▸ Task prompt: Check each line of the data, and copy those where "this" appears.

- Opening Delimiter -

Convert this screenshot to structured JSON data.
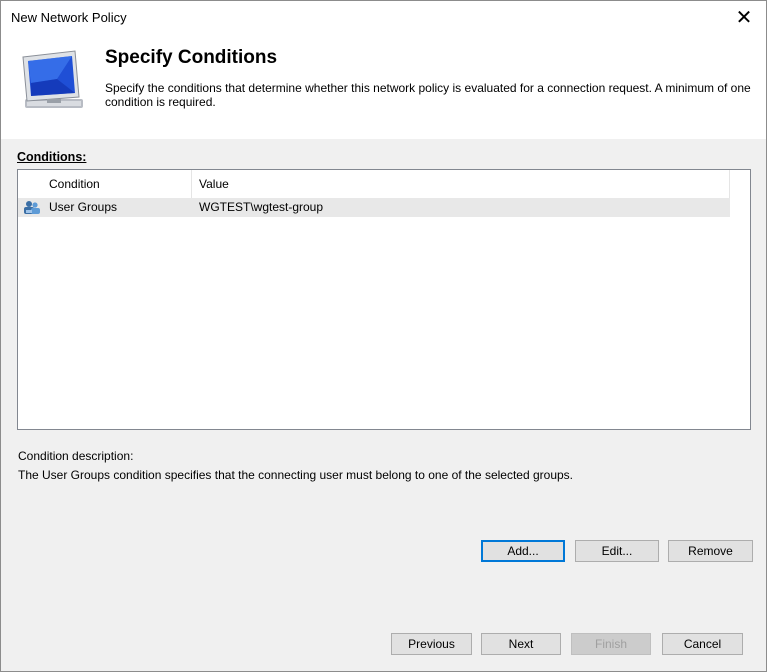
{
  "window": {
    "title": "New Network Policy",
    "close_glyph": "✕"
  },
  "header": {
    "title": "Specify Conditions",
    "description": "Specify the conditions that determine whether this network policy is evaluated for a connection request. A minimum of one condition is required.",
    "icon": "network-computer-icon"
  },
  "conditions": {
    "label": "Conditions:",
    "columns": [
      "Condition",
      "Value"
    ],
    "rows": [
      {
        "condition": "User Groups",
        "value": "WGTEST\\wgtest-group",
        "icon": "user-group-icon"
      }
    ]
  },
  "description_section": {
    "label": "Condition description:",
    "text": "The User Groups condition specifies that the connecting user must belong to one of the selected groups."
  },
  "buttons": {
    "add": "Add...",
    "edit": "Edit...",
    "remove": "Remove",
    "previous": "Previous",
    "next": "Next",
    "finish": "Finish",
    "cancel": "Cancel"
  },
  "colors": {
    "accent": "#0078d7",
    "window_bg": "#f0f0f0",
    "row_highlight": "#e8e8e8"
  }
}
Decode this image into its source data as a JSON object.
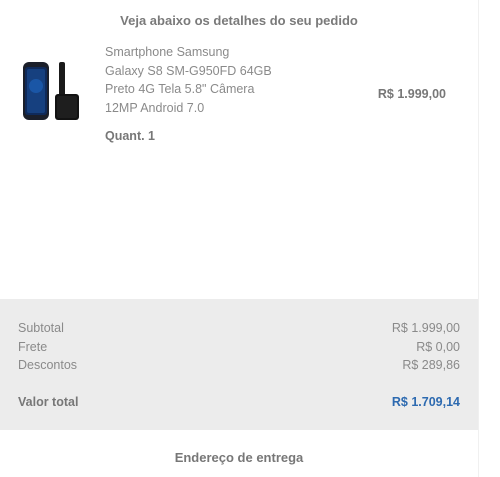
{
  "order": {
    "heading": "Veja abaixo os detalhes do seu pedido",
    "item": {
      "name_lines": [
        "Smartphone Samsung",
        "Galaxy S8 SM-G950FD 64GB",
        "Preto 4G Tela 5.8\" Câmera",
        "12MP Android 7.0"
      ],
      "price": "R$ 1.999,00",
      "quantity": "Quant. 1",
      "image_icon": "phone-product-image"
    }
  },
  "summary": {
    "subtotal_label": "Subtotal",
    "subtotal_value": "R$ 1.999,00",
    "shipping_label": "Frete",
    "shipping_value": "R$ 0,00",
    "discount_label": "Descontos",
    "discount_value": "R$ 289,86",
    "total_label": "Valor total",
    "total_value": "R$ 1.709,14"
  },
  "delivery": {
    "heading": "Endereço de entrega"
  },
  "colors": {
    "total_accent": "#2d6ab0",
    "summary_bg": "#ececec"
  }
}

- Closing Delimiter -

▸ Exercise response:
Convert this screenshot to structured JSON data.
    "description": "Specify the conditions that determine whether this network policy is evaluated for a connection request. A minimum of one condition is required.",
Decode this image into its source data as a JSON object.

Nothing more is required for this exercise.